Subject: I have found a CD that I think you would enjoy
Leon Returns To His Roots.
Anthony Accordino | Massapequa Park, New York United States | 02/09/2008
(3 out of 5 stars)
"The year was 1978, and Leon Russell was no longer a top classic rock draw, as the era of "Delta Lady", "Roll Away The Stone", "A Song For You", "Tightrope", etc, was coming to an end. Leon's first love was always country, and foot stomping country rock gospel. "Americana is a collection of 10 songs that give the listener that home grown feel, as if Leon and the band just went into his home recording studio in Oklahoma, and jammed for the fun of it. One song that comes to mind is the catchy tune "Elvis and Marilyn", as Leon pays homage to the two pop icons, wailing that "They never fell in love". The song actually received a fair amount of airplay upon its release. Another fine tune, is Leon's reworking of "When A Man Loves A Women", as the song is laced with country flavor complete with some awesome saxophone by Marty Grebb. This is certainly not the best album by Leon Russell, but is is well crafted and it is a fun listen. Leon Russell is a rock n roll icon, who's contribution to thr world of pop music has been shamefully overlooked by the RRHOF. Leon still tours the small club circuit, and as evident by his latest release 'Angel In Disguise", is still a talent who has withstood the test of time."

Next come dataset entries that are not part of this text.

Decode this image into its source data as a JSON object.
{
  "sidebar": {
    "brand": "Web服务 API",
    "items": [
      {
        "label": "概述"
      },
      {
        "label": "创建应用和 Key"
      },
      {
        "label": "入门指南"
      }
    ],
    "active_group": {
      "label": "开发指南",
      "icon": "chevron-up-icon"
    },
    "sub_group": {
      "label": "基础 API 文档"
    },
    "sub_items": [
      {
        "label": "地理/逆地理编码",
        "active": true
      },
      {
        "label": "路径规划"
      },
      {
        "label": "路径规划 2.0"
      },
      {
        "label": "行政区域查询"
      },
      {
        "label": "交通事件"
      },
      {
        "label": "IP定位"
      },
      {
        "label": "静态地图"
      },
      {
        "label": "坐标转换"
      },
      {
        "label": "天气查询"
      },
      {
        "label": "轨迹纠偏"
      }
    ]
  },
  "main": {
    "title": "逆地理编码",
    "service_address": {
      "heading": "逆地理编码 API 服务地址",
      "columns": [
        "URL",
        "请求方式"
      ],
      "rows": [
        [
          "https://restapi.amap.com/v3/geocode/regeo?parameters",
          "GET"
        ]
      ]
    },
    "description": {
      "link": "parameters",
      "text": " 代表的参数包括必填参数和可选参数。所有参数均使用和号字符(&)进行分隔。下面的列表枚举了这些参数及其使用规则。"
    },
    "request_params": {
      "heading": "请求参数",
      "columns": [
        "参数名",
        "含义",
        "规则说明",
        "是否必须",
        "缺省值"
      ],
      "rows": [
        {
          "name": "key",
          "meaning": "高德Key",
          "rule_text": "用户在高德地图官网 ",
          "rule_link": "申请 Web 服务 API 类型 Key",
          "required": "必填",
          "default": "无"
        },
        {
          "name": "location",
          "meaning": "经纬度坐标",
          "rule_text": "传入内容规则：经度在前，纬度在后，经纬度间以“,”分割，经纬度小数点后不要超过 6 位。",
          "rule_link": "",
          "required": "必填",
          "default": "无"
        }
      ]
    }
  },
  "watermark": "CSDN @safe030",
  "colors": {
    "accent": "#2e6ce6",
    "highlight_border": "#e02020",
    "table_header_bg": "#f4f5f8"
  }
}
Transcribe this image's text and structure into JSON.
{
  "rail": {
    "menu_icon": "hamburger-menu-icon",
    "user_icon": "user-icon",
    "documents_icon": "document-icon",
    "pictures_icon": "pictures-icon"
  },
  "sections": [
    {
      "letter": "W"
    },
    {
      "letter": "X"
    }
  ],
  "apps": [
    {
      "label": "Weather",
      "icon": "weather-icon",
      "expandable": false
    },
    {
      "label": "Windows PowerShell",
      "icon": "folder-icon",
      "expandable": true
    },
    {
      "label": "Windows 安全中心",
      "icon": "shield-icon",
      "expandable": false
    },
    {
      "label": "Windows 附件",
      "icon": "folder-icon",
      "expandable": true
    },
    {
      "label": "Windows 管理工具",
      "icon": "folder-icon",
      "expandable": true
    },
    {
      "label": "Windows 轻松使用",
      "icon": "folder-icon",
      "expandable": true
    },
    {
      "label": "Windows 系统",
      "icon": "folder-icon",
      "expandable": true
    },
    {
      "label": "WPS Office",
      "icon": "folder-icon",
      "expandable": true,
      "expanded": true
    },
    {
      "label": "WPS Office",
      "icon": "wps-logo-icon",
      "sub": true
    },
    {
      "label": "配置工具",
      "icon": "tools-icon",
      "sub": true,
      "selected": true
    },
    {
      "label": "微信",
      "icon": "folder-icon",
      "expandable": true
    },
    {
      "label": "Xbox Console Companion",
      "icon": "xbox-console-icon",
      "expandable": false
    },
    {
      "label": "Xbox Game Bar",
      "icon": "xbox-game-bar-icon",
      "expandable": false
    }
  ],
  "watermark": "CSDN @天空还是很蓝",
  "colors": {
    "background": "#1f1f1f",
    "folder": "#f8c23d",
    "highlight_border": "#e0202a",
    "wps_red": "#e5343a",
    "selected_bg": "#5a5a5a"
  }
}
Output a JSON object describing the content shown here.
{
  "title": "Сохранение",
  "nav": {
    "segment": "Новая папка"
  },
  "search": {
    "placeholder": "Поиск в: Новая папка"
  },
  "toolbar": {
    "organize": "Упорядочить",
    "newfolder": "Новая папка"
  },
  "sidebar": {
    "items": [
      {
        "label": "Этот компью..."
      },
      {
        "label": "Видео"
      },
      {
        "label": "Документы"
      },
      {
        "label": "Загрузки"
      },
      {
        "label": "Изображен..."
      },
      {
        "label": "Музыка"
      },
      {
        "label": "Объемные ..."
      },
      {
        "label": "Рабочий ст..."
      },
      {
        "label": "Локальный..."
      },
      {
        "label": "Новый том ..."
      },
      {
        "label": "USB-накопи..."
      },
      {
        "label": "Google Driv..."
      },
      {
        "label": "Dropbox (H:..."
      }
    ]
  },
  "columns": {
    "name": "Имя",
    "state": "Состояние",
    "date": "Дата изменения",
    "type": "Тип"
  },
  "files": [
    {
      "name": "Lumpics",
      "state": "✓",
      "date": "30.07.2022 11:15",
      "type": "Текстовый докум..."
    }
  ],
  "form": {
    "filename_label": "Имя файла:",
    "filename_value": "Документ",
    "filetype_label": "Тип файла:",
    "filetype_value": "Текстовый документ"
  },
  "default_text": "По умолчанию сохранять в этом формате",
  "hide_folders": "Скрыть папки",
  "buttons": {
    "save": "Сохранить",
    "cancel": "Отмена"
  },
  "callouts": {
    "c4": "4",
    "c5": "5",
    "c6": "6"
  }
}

May Leon Live On Forever
Todd O. Daugherty | Salinas to NYC to El Paso | 11/30/2009
(5 out of 5 stars)
"If I were being objective, this would probably earn four stars; but I can't help being a Russell-junkie, and thus, the man can do no wrong. It never ceases to amaze me that so many music fans go berserk when one of their favorites seems to changes style. It's like wanting your kid to be 3 years old forever. Ask an artist, rather than a fan, and they will attest to the need to grow as a musician; the best changing styles and motiffs like changing clothes. Russell would epitomize this wandering from one musical form to another.
Claude Russell Bridges, a.k.a. Leon Russell, was musically raised with Country, Gospel, Rockabilly, and Honky Tonk in his earliest days in Oklahoma and finally left home at an early age touring with the likes of Ronnie Hawkins and the Hawks and Jerry Lee Lewis. He settled in L.A. during the sixties becoming a very much in-demand session player on a plethera of sixties pop singles.
On his own, he released the two Asylum Choir albums which were hard to classify: kind of psychadelic/country/pop. Soon thereafter began his initial "Master of Space and Time" rock stage; associating with the likes of Joe Cocker, Delaney and Bonnie, George Harrison, and on and on. There was some experimenting with jazz on Carney and Stop All That Jazz, interrupted with a full album of classic Country favorites: Hank Wilson's Back. Next came a pair of albums with new wife, the former Mary McCready.
Americana became Russel's newest swich in style. This album is a mix of Country, "Popish" Bluegrass, and just plain fun. This album would mark a major shift in Russell's musical style. He would tour for the next two years with his new band the New Grass Revival, and he would follow with several follow-up volumes of Hank Wilson. Leon has remained very active over the years, playing in smaller clubs and putting forth at least one and often several albums each year.
A fan's story: Leon came to El Paso back in the mid-80's to play in a small club. During the day, he and the band went over to Juarez, Mexico (this was in the long ago days before there were 2-3000 murder per year there) and the boys parties a bit hard and somehow Leon broke his leg. He was brought back to the U.S., taken to a hospital where they set and casted the leg and damn if at concert time, the band carried him out and placed him on the piano bench. There's dedication for you and I sure hope Leon knows how much we appreciated him."